On 25 September 2002, the European Parliament opposed the bilateral immunity agreements being proposed by the United States, saying that they were inconsistent with the Rome Statute. Worse was yet to come, however. 71 As early as May 2002, it had threatened to withdraw peacekeeping troops from East 69 70 71 See Sean D. Murphy, ‘Efforts to Obtain Immunity from ICC for US Peacekeepers’, (2002) 96 American Journal of International Law 725. As of 1 April 2003, agreements had been made with Afghanistan, the Dominican Republic, the Gambia, Honduras, India, Israel, Kuwait, the Marshall Islands, Mauritania, Micronesia, Nepal, Palau, Romania, Sierra Leone, Tajikistan, Timor Leste and Uzbekistan.

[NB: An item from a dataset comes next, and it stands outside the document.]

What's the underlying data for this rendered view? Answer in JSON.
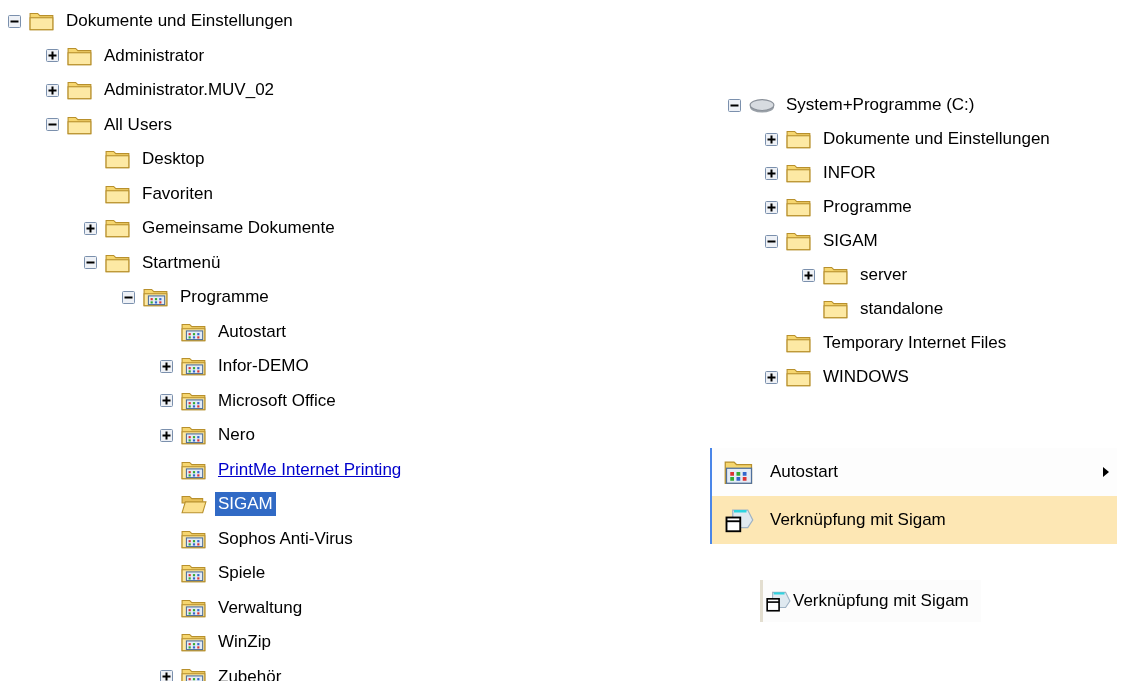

1. See especially ‘Report of the Preparatory Committee on the Establishment of an International Criminal Court, Addendum’, UN Doc. 1 (1998), Art. 5. ‘Proposal Submitted by Barbados, Dominica, Jamaica, and Trinidad and Tobago on Article 5’, UN Doc. 48. ‘Proposal Submitted by Algeria, India, Sri Lanka and Turkey on Article 5’, UN Doc. 1. Nsereko, ‘The International Criminal Court’, at pp. 91–2. See also Neil Boister, ‘The Exclusion of Treaty Crimes from the Jurisdiction of the Proposed International Criminal Court: Law, Pragmatism, Politics’, (1998) 3 Journal of Armed Conﬂict Law 27.
Sunga, ‘Crimes Within the Jurisdiction’, at pp. 66–8; von Hebel and Robinson, ‘Crimes Within the Jurisdiction’, at pp. 89–90; William A. , Commentary on the Rome Statute of the International Criminal Court: Observers’ Notes, Article by Article, BadenBaden: Nomos Verlagsgesellschaft, 1999, pp. 107–16; Emanuela Fronza, ‘Genocide in the Rome Statute’, in Flavia Lattanzi and William A. , Essays on the Rome Statute of the ICC, Rome: Editrice il Sirente, 2000, pp. 105–38. 38 introduction to the international criminal court of the group; imposing conditions on the group calculated to destroy it; preventing births within the group; and forcibly transferring children from the group to another group.
An Introduction to the International Criminal Court (2004) by William A. Schabas